* Problem: From the entries below, work out how many lines contain the string "prix"; answer with the number alone.

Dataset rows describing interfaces

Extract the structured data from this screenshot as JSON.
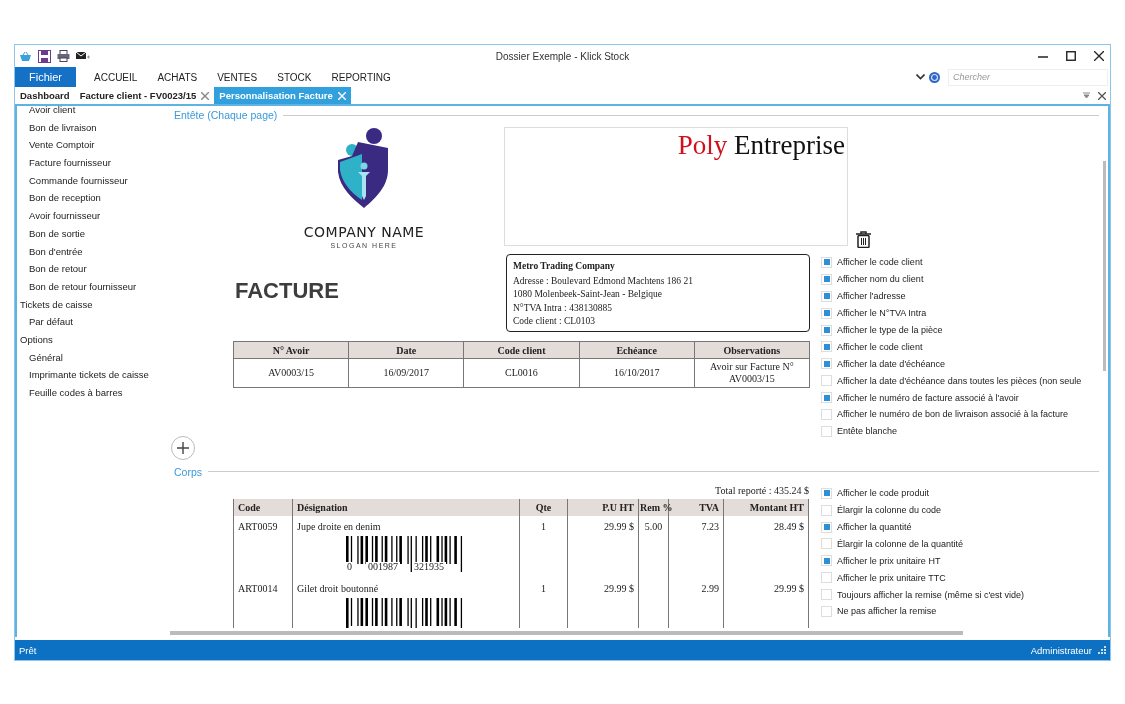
{
  "window": {
    "title": "Dossier Exemple - Klick Stock"
  },
  "menu": [
    {
      "label": "Fichier",
      "selected": true
    },
    {
      "label": "ACCUEIL",
      "selected": false
    },
    {
      "label": "ACHATS",
      "selected": false
    },
    {
      "label": "VENTES",
      "selected": false
    },
    {
      "label": "STOCK",
      "selected": false
    },
    {
      "label": "REPORTING",
      "selected": false
    }
  ],
  "search": {
    "placeholder": "Chercher"
  },
  "tabs": [
    {
      "label": "Dashboard",
      "selected": false,
      "closable": false
    },
    {
      "label": "Facture client - FV0023/15",
      "selected": false,
      "closable": true
    },
    {
      "label": "Personnalisation Facture",
      "selected": true,
      "closable": true
    }
  ],
  "sidebar": {
    "groups": [
      {
        "children": [
          {
            "label": "Avoir client"
          },
          {
            "label": "Bon de livraison"
          },
          {
            "label": "Vente Comptoir"
          },
          {
            "label": "Facture fournisseur"
          },
          {
            "label": "Commande fournisseur"
          },
          {
            "label": "Bon de reception"
          },
          {
            "label": "Avoir fournisseur"
          },
          {
            "label": "Bon de sortie"
          },
          {
            "label": "Bon d'entrée"
          },
          {
            "label": "Bon de retour"
          },
          {
            "label": "Bon de retour fournisseur"
          }
        ]
      },
      {
        "label": "Tickets de caisse",
        "children": [
          {
            "label": "Par défaut"
          }
        ]
      },
      {
        "label": "Options",
        "children": [
          {
            "label": "Général"
          },
          {
            "label": "Imprimante tickets de caisse"
          },
          {
            "label": "Feuille codes à barres"
          }
        ]
      }
    ]
  },
  "header_section": {
    "title": "Entête (Chaque page)",
    "logo": {
      "name": "COMPANY NAME",
      "slogan": "SLOGAN HERE"
    },
    "banner": {
      "highlight": "Poly",
      "rest": "Entreprise"
    },
    "document_title": "FACTURE",
    "client_box": {
      "name": "Metro Trading Company",
      "lines": [
        "Adresse : Boulevard Edmond Machtens 186 21",
        "1080 Molenbeek-Saint-Jean - Belgique",
        "N°TVA Intra : 438130885",
        "Code client : CL0103"
      ]
    },
    "info_table": {
      "columns": [
        "N° Avoir",
        "Date",
        "Code client",
        "Echéance",
        "Observations"
      ],
      "rows": [
        [
          "AV0003/15",
          "16/09/2017",
          "CL0016",
          "16/10/2017",
          "Avoir sur Facture N° AV0003/15"
        ]
      ]
    },
    "options": [
      {
        "label": "Afficher le code client",
        "checked": true
      },
      {
        "label": "Afficher nom du client",
        "checked": true
      },
      {
        "label": "Afficher l'adresse",
        "checked": true
      },
      {
        "label": "Afficher le N°TVA Intra",
        "checked": true
      },
      {
        "label": "Afficher le type de la pièce",
        "checked": true
      },
      {
        "label": "Afficher le code client",
        "checked": true
      },
      {
        "label": "Afficher la date d'échéance",
        "checked": true
      },
      {
        "label": "Afficher la date d'échéance dans toutes les pièces (non seule",
        "checked": false
      },
      {
        "label": "Afficher le numéro de facture associé à l'avoir",
        "checked": true
      },
      {
        "label": "Afficher le numéro de bon de livraison associé à la facture",
        "checked": false
      },
      {
        "label": "Entête blanche",
        "checked": false
      }
    ]
  },
  "body_section": {
    "title": "Corps",
    "total": "Total reporté : 435.24 $",
    "table": {
      "columns": [
        "Code",
        "Désignation",
        "Qte",
        "P.U HT",
        "Rem %",
        "TVA",
        "Montant HT"
      ],
      "rows": [
        {
          "cells": [
            "ART0059",
            "Jupe droite en denim",
            "1",
            "29.99 $",
            "5.00",
            "7.23",
            "28.49 $"
          ],
          "barcode": {
            "digits": [
              "0",
              "001987",
              "321935"
            ]
          }
        },
        {
          "cells": [
            "ART0014",
            "Gilet droit boutonné",
            "1",
            "29.99 $",
            null,
            "2.99",
            "29.99 $"
          ],
          "barcode": {}
        }
      ]
    },
    "options": [
      {
        "label": "Afficher le code produit",
        "checked": true
      },
      {
        "label": "Élargir la colonne du code",
        "checked": false
      },
      {
        "label": "Afficher la quantité",
        "checked": true
      },
      {
        "label": "Élargir la colonne de la quantité",
        "checked": false
      },
      {
        "label": "Afficher le prix unitaire HT",
        "checked": true
      },
      {
        "label": "Afficher le prix unitaire TTC",
        "checked": false
      },
      {
        "label": "Toujours afficher la remise (même si c'est vide)",
        "checked": false
      },
      {
        "label": "Ne pas afficher la remise",
        "checked": false
      }
    ]
  },
  "status_bar": {
    "left": "Prêt",
    "right": "Administrateur"
  }
}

* Solution: 2